*** Begin section ***

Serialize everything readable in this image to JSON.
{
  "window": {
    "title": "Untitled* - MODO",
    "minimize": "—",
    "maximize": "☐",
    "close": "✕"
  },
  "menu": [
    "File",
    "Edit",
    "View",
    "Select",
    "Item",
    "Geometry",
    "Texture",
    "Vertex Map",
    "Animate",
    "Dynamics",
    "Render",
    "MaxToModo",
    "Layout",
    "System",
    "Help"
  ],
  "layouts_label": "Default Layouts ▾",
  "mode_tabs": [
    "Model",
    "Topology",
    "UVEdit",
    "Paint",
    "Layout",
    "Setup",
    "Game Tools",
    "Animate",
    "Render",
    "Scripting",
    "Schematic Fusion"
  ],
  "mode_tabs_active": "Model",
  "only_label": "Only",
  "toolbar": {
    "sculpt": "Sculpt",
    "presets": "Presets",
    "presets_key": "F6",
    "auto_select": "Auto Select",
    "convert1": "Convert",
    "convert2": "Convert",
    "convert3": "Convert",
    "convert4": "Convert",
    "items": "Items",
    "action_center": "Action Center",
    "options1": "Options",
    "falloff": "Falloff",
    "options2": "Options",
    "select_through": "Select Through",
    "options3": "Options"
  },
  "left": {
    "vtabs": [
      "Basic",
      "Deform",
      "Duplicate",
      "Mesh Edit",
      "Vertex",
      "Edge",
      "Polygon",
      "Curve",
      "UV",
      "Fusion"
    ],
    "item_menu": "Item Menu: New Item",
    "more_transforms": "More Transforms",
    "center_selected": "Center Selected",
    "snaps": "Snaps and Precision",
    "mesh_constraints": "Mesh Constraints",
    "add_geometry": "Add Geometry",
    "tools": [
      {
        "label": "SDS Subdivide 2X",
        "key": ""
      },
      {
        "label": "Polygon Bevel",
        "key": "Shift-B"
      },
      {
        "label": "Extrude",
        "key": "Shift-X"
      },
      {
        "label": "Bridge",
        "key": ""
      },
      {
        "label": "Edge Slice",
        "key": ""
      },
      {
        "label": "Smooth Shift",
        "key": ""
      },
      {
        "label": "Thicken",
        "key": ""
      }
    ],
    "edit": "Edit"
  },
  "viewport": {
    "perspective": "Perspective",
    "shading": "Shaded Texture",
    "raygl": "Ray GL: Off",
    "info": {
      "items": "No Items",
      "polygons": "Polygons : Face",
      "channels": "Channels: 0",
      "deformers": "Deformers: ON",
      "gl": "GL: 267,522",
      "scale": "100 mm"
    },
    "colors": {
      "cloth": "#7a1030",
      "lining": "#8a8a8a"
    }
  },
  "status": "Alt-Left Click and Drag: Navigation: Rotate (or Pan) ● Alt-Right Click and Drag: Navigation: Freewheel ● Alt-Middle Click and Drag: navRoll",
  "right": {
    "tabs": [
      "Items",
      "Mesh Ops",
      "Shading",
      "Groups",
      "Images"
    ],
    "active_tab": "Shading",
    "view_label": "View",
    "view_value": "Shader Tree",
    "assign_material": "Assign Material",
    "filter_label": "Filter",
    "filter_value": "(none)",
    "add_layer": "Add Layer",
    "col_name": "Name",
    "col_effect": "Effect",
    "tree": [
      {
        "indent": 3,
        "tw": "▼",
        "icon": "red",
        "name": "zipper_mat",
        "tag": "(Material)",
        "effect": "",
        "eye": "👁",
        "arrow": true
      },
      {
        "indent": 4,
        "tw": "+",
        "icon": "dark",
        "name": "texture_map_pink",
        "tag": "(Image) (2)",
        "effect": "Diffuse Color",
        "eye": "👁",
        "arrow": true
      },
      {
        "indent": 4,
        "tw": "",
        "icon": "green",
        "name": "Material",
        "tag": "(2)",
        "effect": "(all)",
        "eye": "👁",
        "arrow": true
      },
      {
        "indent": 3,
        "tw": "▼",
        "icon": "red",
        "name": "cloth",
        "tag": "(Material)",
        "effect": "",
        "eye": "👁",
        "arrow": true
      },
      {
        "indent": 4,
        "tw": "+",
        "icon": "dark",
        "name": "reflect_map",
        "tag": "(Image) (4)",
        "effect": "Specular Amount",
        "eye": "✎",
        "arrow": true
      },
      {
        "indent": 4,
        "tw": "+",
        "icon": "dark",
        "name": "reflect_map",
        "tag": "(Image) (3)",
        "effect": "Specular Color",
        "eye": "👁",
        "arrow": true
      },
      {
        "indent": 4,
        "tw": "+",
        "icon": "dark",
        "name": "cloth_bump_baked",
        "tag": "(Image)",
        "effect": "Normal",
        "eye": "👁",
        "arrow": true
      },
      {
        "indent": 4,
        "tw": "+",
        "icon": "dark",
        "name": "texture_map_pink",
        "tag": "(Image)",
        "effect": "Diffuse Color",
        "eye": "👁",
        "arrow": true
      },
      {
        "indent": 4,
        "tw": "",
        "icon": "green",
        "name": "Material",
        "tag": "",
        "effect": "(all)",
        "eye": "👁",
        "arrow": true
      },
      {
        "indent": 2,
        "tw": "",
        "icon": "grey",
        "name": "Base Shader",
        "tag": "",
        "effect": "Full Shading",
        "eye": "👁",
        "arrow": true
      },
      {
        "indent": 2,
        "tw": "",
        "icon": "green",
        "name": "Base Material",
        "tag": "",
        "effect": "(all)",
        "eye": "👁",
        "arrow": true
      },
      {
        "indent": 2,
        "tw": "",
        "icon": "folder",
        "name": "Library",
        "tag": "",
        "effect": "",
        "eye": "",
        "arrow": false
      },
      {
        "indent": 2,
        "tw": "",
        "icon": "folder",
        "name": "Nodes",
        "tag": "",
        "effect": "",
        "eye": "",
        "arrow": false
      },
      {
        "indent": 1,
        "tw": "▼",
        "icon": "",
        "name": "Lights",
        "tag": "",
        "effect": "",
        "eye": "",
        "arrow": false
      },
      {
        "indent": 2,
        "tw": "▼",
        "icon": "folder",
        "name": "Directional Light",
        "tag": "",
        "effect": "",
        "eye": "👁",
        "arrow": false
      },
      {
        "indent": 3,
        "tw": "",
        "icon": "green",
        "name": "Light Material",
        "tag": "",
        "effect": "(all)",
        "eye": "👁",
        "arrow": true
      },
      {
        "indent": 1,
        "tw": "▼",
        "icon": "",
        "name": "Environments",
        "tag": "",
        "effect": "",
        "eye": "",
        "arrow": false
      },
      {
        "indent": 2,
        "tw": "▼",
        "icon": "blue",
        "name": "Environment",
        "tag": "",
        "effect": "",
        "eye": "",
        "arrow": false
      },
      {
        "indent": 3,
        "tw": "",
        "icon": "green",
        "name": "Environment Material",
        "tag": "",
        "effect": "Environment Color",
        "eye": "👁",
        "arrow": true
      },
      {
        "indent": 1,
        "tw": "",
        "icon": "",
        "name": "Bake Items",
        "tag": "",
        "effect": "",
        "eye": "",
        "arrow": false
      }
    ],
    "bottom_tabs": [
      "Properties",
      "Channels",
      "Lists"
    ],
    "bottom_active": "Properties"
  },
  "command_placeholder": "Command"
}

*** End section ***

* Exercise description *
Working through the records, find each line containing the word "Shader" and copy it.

* Exercise response *
    "view_value": "Shader Tree",
        "name": "Base Shader",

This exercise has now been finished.